● **What you should do**: Give back the line that contains "Read all visible content and emit it as JSON." and every following line, exactly as they appear, through the end of the data.

====== Exercise data ======

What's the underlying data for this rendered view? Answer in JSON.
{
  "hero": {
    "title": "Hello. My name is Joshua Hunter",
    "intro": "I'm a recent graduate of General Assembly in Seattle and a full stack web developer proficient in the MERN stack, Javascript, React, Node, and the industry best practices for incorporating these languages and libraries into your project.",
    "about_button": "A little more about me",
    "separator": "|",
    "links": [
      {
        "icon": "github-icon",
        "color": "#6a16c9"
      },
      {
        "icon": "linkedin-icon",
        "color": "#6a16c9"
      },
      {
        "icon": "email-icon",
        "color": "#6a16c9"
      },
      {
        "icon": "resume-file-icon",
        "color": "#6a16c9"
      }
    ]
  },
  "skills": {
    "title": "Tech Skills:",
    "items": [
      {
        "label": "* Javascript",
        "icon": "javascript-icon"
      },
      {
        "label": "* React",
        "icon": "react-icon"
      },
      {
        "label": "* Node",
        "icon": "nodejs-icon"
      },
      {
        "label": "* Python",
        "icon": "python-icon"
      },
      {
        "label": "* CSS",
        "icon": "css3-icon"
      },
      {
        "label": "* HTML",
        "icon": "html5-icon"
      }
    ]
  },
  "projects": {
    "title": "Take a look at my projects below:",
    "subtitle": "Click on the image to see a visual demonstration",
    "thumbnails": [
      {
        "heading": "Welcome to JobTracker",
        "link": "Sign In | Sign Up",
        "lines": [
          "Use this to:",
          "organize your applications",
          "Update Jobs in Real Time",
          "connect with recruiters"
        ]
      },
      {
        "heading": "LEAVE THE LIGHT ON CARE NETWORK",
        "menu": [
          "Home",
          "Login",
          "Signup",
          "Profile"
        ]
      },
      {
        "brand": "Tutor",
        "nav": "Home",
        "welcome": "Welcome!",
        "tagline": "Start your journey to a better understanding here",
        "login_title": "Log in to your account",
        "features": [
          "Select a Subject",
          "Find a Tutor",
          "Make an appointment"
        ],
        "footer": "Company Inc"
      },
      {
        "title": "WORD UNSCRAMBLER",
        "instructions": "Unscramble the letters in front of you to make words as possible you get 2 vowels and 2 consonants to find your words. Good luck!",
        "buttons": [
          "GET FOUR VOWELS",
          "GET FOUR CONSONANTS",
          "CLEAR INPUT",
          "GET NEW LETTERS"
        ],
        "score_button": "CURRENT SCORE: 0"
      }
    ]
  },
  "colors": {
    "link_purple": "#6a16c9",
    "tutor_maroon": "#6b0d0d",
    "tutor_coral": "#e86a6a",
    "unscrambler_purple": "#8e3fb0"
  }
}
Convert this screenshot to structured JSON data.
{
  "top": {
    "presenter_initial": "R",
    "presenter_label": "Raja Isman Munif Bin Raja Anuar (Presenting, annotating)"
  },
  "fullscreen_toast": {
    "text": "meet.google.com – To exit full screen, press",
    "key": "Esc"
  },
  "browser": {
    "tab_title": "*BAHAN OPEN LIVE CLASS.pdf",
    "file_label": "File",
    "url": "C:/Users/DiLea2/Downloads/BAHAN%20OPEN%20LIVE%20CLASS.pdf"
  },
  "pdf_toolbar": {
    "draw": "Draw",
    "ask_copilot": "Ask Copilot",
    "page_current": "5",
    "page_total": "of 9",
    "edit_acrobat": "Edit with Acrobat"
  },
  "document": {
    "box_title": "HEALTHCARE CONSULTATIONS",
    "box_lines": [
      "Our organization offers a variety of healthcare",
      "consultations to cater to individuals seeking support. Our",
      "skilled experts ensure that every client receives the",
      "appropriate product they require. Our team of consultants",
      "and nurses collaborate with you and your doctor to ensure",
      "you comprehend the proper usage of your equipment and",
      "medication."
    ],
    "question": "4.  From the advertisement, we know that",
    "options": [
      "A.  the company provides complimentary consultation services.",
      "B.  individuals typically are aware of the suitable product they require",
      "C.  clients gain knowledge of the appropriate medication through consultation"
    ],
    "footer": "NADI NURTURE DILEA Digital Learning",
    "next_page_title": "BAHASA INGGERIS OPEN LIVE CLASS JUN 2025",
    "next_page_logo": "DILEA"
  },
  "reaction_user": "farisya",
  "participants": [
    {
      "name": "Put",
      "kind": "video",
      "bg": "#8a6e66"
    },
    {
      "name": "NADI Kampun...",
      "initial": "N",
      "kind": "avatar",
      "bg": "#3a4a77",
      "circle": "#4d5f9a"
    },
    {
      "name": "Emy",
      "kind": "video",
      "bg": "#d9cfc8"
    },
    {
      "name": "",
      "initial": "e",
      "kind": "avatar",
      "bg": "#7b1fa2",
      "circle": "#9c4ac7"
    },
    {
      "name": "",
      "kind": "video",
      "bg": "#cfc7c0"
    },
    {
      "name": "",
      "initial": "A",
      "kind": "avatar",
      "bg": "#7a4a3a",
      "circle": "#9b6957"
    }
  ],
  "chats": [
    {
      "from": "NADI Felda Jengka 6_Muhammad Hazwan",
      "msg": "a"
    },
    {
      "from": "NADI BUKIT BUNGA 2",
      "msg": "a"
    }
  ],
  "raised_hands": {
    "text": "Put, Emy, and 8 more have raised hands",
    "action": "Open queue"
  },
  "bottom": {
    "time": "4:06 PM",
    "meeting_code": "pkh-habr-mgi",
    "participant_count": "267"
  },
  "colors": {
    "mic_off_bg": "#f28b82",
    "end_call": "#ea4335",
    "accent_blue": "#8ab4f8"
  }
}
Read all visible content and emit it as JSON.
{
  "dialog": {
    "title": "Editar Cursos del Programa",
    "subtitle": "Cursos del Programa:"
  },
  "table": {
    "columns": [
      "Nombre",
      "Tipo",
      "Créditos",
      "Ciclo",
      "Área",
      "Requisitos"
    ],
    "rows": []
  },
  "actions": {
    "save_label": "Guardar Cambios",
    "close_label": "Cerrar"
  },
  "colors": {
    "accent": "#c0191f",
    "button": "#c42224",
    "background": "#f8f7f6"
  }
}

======

● **Result**:
Read all visible content and emit it as JSON.
{
  "dialog": {
    "title": "Editar Cursos del Programa",
    "subtitle": "Cursos del Programa:"
  },
  "table": {
    "columns": [
      "Nombre",
      "Tipo",
      "Créditos",
      "Ciclo",
      "Área",
      "Requisitos"
    ],
    "rows": []
  },
  "actions": {
    "save_label": "Guardar Cambios",
    "close_label": "Cerrar"
  },
  "colors": {
    "accent": "#c0191f",
    "button": "#c42224",
    "background": "#f8f7f6"
  }
}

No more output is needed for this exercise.